Now that it has been established that the cats are, in fact, representations of the narrator’s guilt, let us examine this in even closer detail. For example, one may find the name of the narrator’s first cat rather interesting. Pluto is, after all, the name of the god of the underworld in Greek mythology, who also goes by the name of Hades. Such a name can be taken in several ways. It could be argued that the itself is a harbinger of the narrator’s impending doom, or it can have another meaning. One thing of note is that, according to an article titled “Pluto in Mythology,” Pluto was seen as a “arbiter of justice” (Hall, 2019). Once more, the cat has alluded to the punishment the narrator deserves, and perhaps this is why the narrator named his cat Pluto in the first place.

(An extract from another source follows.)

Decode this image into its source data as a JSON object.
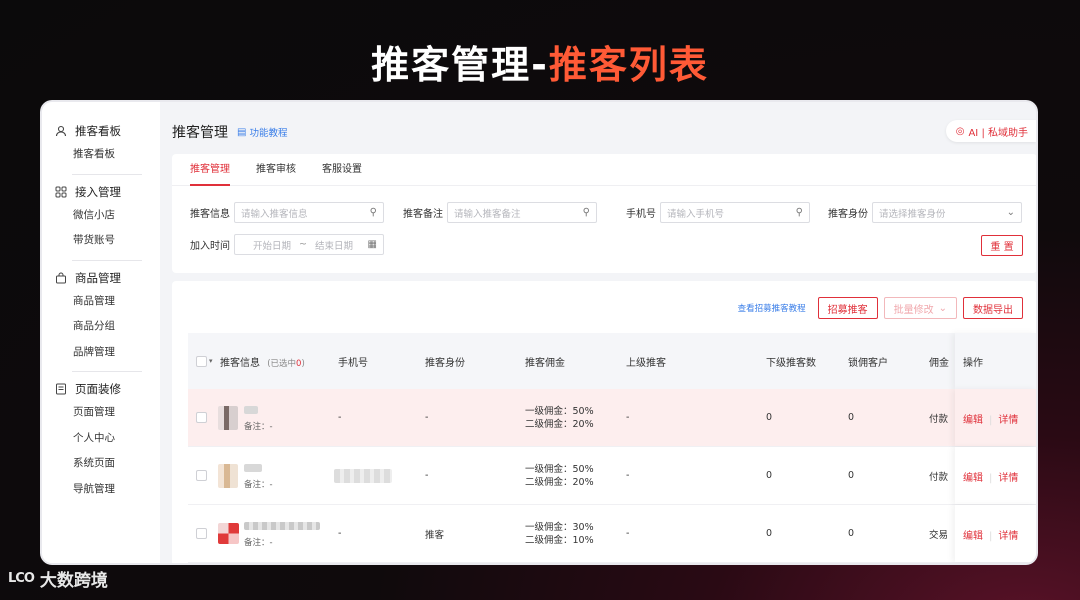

It is interesting that a man of his disposition (a drunk) would name his companion something that has such a dark meaning. Perhaps the narrator believes, however subconsciously, that he deserves to be punished for his crimes, or that his punishment is coming for him, one way or another. This would explain not only why the narrator mutilates Pluto in a fit of rage, and why his second cat unsettles him so much. While not completely identical, both carry a similar message, with the second cat’s being somewhat more obvious. For all that the narrator never outright expresses that his actions are wrong, whether aloud or in his narrative, he no doubt knows his actions are unacceptable. After all, his wife has surely never done anything to deserve his ire.

Now, let us look at the wife herself. Like the narrator, she is never given a name, and is hardly mentioned except in passing (with the exception of the climax and the end). However, when she is mentioned, the narrator’s description of her attitude is rather interesting. From what readers learn, the wife is quite devoted to her husband, and supports his love of various animals. Now, this woman has suffered much at the hands of her husband. While the abuse is not described beyond “personal violence,” it is a safe assumption that the narrator has hit his wife on more than one occassion (Poe, 1845). Given the time period, it is unlikely the wife would leave her husband. If she did, her future prospects would be quite bleak. However, this would not stop her from wishing that her husband be punished, or that he would apologize for his actions. Much like the narrator, it seems as though she subconsciously acknowledges that the cats are a manifestation of his guilt––although more so with the second cat than Pluto. This is where things take a turnaround. Whereas the wife is enamored with this cat, the narrator dislikes it from the first moment he sees it. True, this could be because if its white fur, foreshadowing his future punishment, but it could also be related to the simple fact that it looks like Pluto. The narrator knows he has committed many wrongs over the years, and would rather not be reminded of this fact. As readers know by now, he does not handle guilt well, and this leads him to kill his wife, and ultimately self-destruct.

With the amount of evidence within the story, there seems to be little doubt that the cats represent guilt. Pluto forces the narrator to face his actions on a day to basis, and the second cat shows him his fitting punishment. However, the narrator is unable to face this guilt, and so continues to commit more crimes in order to escape it, in a sense. At the end of the day, while the cats do reveal his crimes, it is the narrator himself who is responsible for his own demise.